Report each line from the records where the string "this" turns up.

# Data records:
***
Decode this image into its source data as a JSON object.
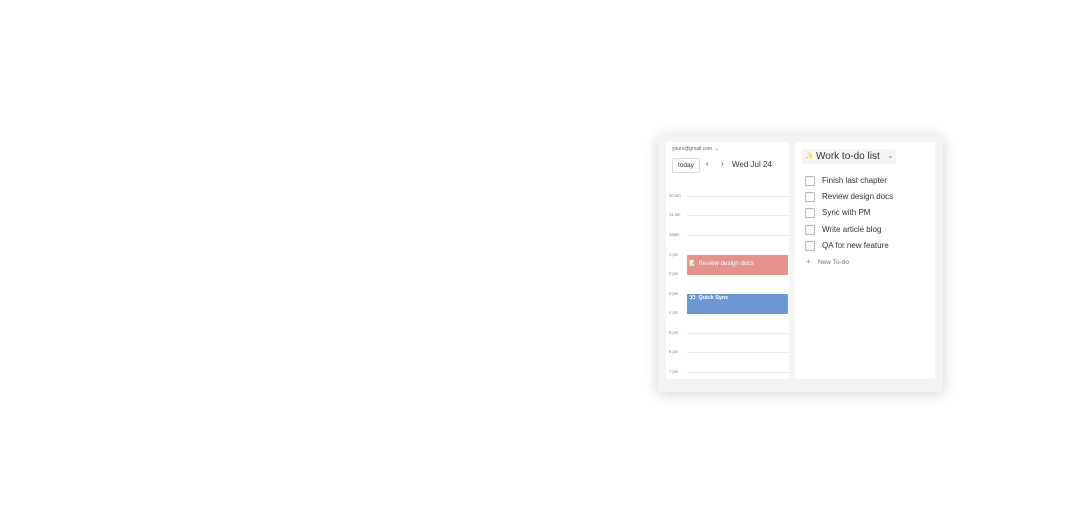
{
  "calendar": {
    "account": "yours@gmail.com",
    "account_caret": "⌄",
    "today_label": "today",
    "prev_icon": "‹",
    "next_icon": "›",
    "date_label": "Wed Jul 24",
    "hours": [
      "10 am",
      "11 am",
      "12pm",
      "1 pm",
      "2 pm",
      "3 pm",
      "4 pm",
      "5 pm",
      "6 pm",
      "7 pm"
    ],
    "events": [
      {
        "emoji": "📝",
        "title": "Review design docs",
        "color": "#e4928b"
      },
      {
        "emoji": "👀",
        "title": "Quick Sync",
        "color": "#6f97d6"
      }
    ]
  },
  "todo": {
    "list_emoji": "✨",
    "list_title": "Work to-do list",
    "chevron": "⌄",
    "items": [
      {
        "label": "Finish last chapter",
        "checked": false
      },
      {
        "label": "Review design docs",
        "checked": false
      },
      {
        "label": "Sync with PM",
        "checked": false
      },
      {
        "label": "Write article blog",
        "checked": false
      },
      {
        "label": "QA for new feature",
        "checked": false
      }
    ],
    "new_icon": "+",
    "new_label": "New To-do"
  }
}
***
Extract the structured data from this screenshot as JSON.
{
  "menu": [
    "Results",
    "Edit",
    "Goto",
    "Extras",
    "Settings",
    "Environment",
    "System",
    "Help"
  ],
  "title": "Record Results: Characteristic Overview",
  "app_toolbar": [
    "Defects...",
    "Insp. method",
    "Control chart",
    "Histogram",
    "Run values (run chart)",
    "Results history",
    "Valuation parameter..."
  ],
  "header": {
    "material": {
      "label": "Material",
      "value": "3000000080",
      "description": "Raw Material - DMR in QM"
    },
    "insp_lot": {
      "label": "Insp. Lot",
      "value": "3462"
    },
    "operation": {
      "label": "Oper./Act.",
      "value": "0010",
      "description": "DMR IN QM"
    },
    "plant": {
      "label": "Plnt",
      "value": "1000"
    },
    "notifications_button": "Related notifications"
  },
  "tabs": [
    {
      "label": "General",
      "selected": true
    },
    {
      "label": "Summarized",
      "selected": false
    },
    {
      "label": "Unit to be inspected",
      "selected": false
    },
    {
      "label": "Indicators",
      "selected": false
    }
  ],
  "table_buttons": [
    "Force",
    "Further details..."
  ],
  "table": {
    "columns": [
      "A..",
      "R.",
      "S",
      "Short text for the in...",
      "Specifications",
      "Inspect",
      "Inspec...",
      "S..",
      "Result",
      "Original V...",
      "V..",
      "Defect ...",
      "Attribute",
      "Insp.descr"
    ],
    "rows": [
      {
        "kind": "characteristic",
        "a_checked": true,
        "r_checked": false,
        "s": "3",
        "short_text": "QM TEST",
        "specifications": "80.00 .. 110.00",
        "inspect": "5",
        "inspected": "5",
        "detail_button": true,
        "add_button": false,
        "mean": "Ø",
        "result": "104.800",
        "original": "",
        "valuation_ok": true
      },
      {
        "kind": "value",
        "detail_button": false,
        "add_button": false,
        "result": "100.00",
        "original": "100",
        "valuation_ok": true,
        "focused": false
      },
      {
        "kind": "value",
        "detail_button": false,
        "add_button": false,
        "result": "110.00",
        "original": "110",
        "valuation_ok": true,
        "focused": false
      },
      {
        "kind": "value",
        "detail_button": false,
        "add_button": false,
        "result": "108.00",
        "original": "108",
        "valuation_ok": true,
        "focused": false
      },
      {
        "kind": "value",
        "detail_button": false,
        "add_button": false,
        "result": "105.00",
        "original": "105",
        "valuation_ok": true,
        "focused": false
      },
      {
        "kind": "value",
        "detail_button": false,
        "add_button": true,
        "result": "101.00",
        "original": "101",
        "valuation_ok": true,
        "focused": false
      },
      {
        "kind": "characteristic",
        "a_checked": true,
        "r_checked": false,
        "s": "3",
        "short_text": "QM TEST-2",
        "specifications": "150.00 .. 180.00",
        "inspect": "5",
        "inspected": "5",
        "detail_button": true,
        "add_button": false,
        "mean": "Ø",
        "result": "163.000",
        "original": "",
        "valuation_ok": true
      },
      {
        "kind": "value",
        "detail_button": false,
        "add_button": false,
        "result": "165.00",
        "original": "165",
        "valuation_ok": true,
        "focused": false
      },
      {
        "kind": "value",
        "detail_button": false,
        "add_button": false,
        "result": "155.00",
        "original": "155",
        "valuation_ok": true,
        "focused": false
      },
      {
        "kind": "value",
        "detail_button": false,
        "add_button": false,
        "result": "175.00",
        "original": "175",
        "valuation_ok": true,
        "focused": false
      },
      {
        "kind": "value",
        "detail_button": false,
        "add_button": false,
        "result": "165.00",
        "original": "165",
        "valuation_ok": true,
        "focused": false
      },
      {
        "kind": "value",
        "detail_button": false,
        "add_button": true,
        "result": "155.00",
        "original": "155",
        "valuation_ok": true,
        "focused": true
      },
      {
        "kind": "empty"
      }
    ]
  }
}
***
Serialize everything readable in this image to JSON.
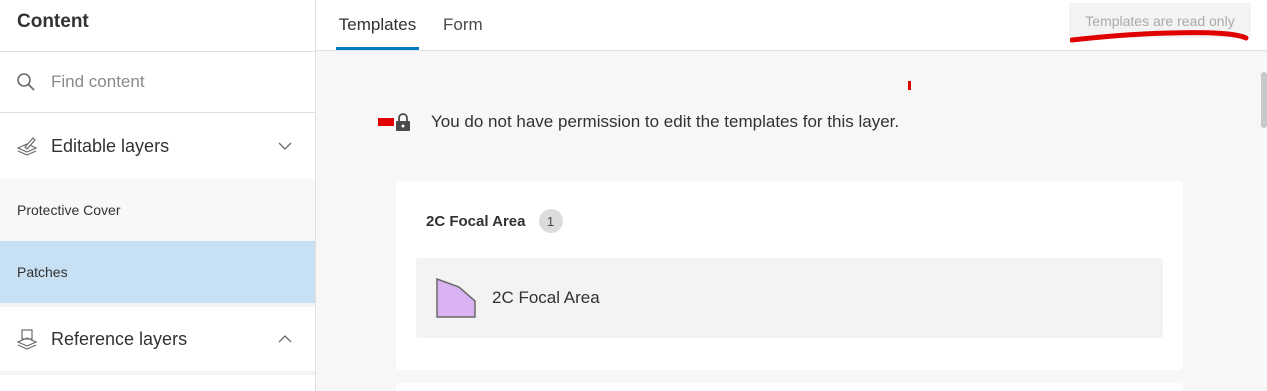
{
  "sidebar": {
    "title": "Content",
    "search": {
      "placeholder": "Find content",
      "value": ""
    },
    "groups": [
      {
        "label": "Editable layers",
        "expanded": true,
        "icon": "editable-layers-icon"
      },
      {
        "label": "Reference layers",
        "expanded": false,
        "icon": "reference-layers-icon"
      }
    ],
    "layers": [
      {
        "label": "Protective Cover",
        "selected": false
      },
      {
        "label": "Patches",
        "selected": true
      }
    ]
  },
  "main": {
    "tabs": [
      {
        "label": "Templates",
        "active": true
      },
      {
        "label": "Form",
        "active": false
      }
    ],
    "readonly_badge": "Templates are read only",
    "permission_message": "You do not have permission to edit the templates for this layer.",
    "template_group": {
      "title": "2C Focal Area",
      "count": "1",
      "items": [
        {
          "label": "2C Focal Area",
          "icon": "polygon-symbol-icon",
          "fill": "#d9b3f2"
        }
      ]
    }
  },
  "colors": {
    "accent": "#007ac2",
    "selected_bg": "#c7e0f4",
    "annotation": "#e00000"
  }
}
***
# Written reply:
Decode this image into its source data as a JSON object.
Extract the structured data from this screenshot as JSON.
Serialize everything readable in this image to JSON.
    "permission_message": "You do not have permission to edit the templates for this layer.",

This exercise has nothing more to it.